In the early days of computers before the Internet, hackers had to communicate through the telephone lines. Since making multiple long-distance phone calls for extended periods of time cost money, hackers soon learned to manipulate the telephone company's computers to make free phone calls or wipe out previously recorded charges on their phone bills.
These early hackers, dubbed phone phreakers, also developed tools to help them control and cause havoc over the telephone lines. While most hackers spend their time creating Internet tools, a few phone phreakers still exist and many hackers still find that phone phreaking tools can help them sneak into a computer through the telephone lines when the usual Internet connections are too heavily protected by firewalls and intrusion detection systems.
Master Credit Card Generator created seemingly valid credit card numbers using the same formula that the credit card companies use. By using a program such as Master Credit Card Generator, hackers could create fictitious credit card numbers to help them set up Internet accounts through online services such as America Online. Once the online service verified that the credit card number wasn't valid, they would shut down the hacker's account, but with the aid of a few dozen more credit card numbers, hackers could simply create new accounts over and over again.
In the early days of the telephone network, the telephone company's switches communicated by emitting specific tones to one another. If you knew which tones to use, you could play those tones into an ordinary telephone and literally reprogram the telephone company's computers. Although these tones no longer work on the newer telephone networks, a program like CyberPhreak shows a typical tone box generator program that phone phreakers have created.
CyberPhreak (see Figure B-12) mimicked the two common telephone color boxes that phone phreakers once used to manipulate the telephone networks: blue boxes and red boxes. A blue box emitted the 2600 Hz tone (which is where the hacker magazine 2600 got its name) while a red box emitted tones into a payphone to trick a pay phone into thinking you inserted a nickel, dime, or quarter.
More of a harassment tool than a hacker tool, Shit Talker (see Figure B-13) lets you use the sound capabilities of your computer to create a computer-generated voice that reads insults to someone on the telephone, which can be perfect for dealing with annoying telemarketers.
An old MS-DOS based war dialer that's still used by hackers today, ToneLoc provides a variety of options for hunting out a modem (see Figure B-14). Despite the growing use of the Internet, many corporations and organizations still provide phone modems for connecting to their network, particularly for sales people who need to use remote access programs like PCAnywhere or Carbon Copy to access a computer through the phone lines.
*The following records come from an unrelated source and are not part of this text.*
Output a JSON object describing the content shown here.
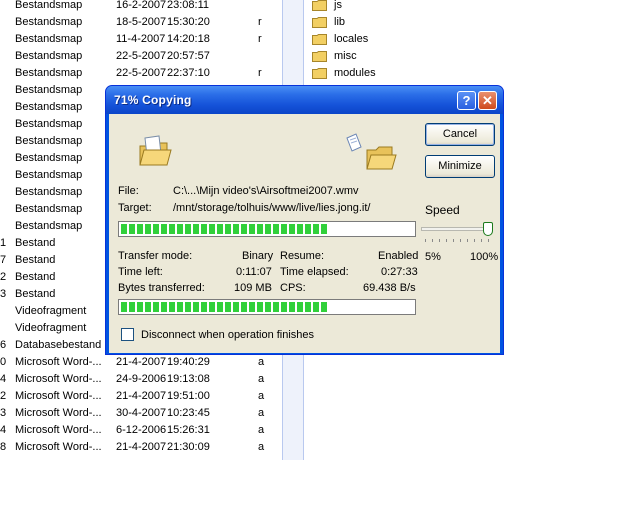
{
  "file_list": [
    {
      "lead": "",
      "name": "Bestandsmap",
      "date": "16-2-2007",
      "time": "23:08:11",
      "attr": ""
    },
    {
      "lead": "",
      "name": "Bestandsmap",
      "date": "18-5-2007",
      "time": "15:30:20",
      "attr": "r"
    },
    {
      "lead": "",
      "name": "Bestandsmap",
      "date": "11-4-2007",
      "time": "14:20:18",
      "attr": "r"
    },
    {
      "lead": "",
      "name": "Bestandsmap",
      "date": "22-5-2007",
      "time": "20:57:57",
      "attr": ""
    },
    {
      "lead": "",
      "name": "Bestandsmap",
      "date": "22-5-2007",
      "time": "22:37:10",
      "attr": "r"
    },
    {
      "lead": "",
      "name": "Bestandsmap",
      "date": "",
      "time": "",
      "attr": ""
    },
    {
      "lead": "",
      "name": "Bestandsmap",
      "date": "",
      "time": "",
      "attr": ""
    },
    {
      "lead": "",
      "name": "Bestandsmap",
      "date": "",
      "time": "",
      "attr": ""
    },
    {
      "lead": "",
      "name": "Bestandsmap",
      "date": "",
      "time": "",
      "attr": ""
    },
    {
      "lead": "",
      "name": "Bestandsmap",
      "date": "",
      "time": "",
      "attr": ""
    },
    {
      "lead": "",
      "name": "Bestandsmap",
      "date": "",
      "time": "",
      "attr": ""
    },
    {
      "lead": "",
      "name": "Bestandsmap",
      "date": "",
      "time": "",
      "attr": ""
    },
    {
      "lead": "",
      "name": "Bestandsmap",
      "date": "",
      "time": "",
      "attr": ""
    },
    {
      "lead": "",
      "name": "Bestandsmap",
      "date": "",
      "time": "",
      "attr": ""
    },
    {
      "lead": "1",
      "name": "Bestand",
      "date": "",
      "time": "",
      "attr": ""
    },
    {
      "lead": "7",
      "name": "Bestand",
      "date": "",
      "time": "",
      "attr": ""
    },
    {
      "lead": "2",
      "name": "Bestand",
      "date": "",
      "time": "",
      "attr": ""
    },
    {
      "lead": "3",
      "name": "Bestand",
      "date": "",
      "time": "",
      "attr": ""
    },
    {
      "lead": "",
      "name": "Videofragment",
      "date": "",
      "time": "",
      "attr": ""
    },
    {
      "lead": "",
      "name": "Videofragment",
      "date": "",
      "time": "",
      "attr": ""
    },
    {
      "lead": "6",
      "name": "Databasebestand",
      "date": "",
      "time": "",
      "attr": ""
    },
    {
      "lead": "0",
      "name": "Microsoft Word-...",
      "date": "21-4-2007",
      "time": "19:40:29",
      "attr": "a"
    },
    {
      "lead": "4",
      "name": "Microsoft Word-...",
      "date": "24-9-2006",
      "time": "19:13:08",
      "attr": "a"
    },
    {
      "lead": "2",
      "name": "Microsoft Word-...",
      "date": "21-4-2007",
      "time": "19:51:00",
      "attr": "a"
    },
    {
      "lead": "3",
      "name": "Microsoft Word-...",
      "date": "30-4-2007",
      "time": "10:23:45",
      "attr": "a"
    },
    {
      "lead": "4",
      "name": "Microsoft Word-...",
      "date": "6-12-2006",
      "time": "15:26:31",
      "attr": "a"
    },
    {
      "lead": "8",
      "name": "Microsoft Word-...",
      "date": "21-4-2007",
      "time": "21:30:09",
      "attr": "a"
    }
  ],
  "folders": [
    {
      "name": "js",
      "icon": "folder-icon"
    },
    {
      "name": "lib",
      "icon": "folder-icon"
    },
    {
      "name": "locales",
      "icon": "folder-icon"
    },
    {
      "name": "misc",
      "icon": "folder-icon"
    },
    {
      "name": "modules",
      "icon": "folder-icon"
    }
  ],
  "dialog": {
    "title": "71% Copying",
    "help_label": "?",
    "close_label": "✕",
    "cancel_label": "Cancel",
    "minimize_label": "Minimize",
    "file_label": "File:",
    "file_value": "C:\\...\\Mijn video's\\Airsoftmei2007.wmv",
    "target_label": "Target:",
    "target_value": "/mnt/storage/tolhuis/www/live/lies.jong.it/",
    "file_progress": 0.71,
    "speed_label": "Speed",
    "speed_min": "5%",
    "speed_max": "100%",
    "speed_level": 1.0,
    "transfer_mode_label": "Transfer mode:",
    "transfer_mode_value": "Binary",
    "resume_label": "Resume:",
    "resume_value": "Enabled",
    "time_left_label": "Time left:",
    "time_left_value": "0:11:07",
    "time_elapsed_label": "Time elapsed:",
    "time_elapsed_value": "0:27:33",
    "bytes_label": "Bytes transferred:",
    "bytes_value": "109 MB",
    "cps_label": "CPS:",
    "cps_value": "69.438 B/s",
    "total_progress": 0.71,
    "disconnect_label": "Disconnect when operation finishes",
    "disconnect_checked": false
  },
  "colors": {
    "titlebar": "#0b45c8",
    "progress_fill": "#31d03a",
    "dialog_face": "#ece9d8"
  }
}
Once a hacker has found a connected modem to attack, the last line of defense is usually a password, which can often be guessed. As a result, many hackers use wardialers to connect to a network and bypass any firewalls that may be in the way.